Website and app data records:
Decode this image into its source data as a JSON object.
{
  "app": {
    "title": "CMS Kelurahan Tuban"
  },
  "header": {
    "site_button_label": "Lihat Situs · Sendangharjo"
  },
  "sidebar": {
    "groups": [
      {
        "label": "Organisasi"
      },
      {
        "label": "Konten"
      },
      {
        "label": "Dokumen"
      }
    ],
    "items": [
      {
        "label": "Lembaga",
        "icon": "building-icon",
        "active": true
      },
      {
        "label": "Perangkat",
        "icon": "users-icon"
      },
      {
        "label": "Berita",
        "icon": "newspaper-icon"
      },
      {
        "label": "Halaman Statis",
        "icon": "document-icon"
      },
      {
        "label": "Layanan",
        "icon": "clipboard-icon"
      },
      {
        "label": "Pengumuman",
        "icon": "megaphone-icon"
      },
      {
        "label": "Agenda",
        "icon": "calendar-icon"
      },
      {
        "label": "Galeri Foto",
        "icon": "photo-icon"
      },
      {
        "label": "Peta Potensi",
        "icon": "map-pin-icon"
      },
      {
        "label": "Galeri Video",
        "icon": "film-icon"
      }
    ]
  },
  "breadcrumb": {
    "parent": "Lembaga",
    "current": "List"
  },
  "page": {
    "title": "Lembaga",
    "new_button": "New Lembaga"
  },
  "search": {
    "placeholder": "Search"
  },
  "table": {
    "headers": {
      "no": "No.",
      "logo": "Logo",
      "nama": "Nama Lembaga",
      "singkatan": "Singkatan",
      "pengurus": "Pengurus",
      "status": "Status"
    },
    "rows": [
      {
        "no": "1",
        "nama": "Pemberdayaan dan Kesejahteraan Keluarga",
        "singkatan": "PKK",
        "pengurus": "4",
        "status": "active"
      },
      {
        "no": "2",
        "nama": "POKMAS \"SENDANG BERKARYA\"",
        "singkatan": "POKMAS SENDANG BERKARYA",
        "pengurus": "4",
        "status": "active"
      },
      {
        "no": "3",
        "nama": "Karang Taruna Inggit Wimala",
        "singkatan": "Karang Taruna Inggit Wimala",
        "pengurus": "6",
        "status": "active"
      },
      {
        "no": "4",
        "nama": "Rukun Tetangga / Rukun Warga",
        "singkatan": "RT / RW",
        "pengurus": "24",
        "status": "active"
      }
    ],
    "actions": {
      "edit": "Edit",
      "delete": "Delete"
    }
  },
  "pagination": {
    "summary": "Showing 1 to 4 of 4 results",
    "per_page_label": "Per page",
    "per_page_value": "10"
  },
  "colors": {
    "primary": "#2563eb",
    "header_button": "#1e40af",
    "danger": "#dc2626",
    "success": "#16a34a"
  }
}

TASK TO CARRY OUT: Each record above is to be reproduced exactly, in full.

TASK OUTPUT:
Decode this image into its source data as a JSON object.
{
  "app": {
    "title": "CMS Kelurahan Tuban"
  },
  "header": {
    "site_button_label": "Lihat Situs · Sendangharjo"
  },
  "sidebar": {
    "groups": [
      {
        "label": "Organisasi"
      },
      {
        "label": "Konten"
      },
      {
        "label": "Dokumen"
      }
    ],
    "items": [
      {
        "label": "Lembaga",
        "icon": "building-icon",
        "active": true
      },
      {
        "label": "Perangkat",
        "icon": "users-icon"
      },
      {
        "label": "Berita",
        "icon": "newspaper-icon"
      },
      {
        "label": "Halaman Statis",
        "icon": "document-icon"
      },
      {
        "label": "Layanan",
        "icon": "clipboard-icon"
      },
      {
        "label": "Pengumuman",
        "icon": "megaphone-icon"
      },
      {
        "label": "Agenda",
        "icon": "calendar-icon"
      },
      {
        "label": "Galeri Foto",
        "icon": "photo-icon"
      },
      {
        "label": "Peta Potensi",
        "icon": "map-pin-icon"
      },
      {
        "label": "Galeri Video",
        "icon": "film-icon"
      }
    ]
  },
  "breadcrumb": {
    "parent": "Lembaga",
    "current": "List"
  },
  "page": {
    "title": "Lembaga",
    "new_button": "New Lembaga"
  },
  "search": {
    "placeholder": "Search"
  },
  "table": {
    "headers": {
      "no": "No.",
      "logo": "Logo",
      "nama": "Nama Lembaga",
      "singkatan": "Singkatan",
      "pengurus": "Pengurus",
      "status": "Status"
    },
    "rows": [
      {
        "no": "1",
        "nama": "Pemberdayaan dan Kesejahteraan Keluarga",
        "singkatan": "PKK",
        "pengurus": "4",
        "status": "active"
      },
      {
        "no": "2",
        "nama": "POKMAS \"SENDANG BERKARYA\"",
        "singkatan": "POKMAS SENDANG BERKARYA",
        "pengurus": "4",
        "status": "active"
      },
      {
        "no": "3",
        "nama": "Karang Taruna Inggit Wimala",
        "singkatan": "Karang Taruna Inggit Wimala",
        "pengurus": "6",
        "status": "active"
      },
      {
        "no": "4",
        "nama": "Rukun Tetangga / Rukun Warga",
        "singkatan": "RT / RW",
        "pengurus": "24",
        "status": "active"
      }
    ],
    "actions": {
      "edit": "Edit",
      "delete": "Delete"
    }
  },
  "pagination": {
    "summary": "Showing 1 to 4 of 4 results",
    "per_page_label": "Per page",
    "per_page_value": "10"
  },
  "colors": {
    "primary": "#2563eb",
    "header_button": "#1e40af",
    "danger": "#dc2626",
    "success": "#16a34a"
  }
}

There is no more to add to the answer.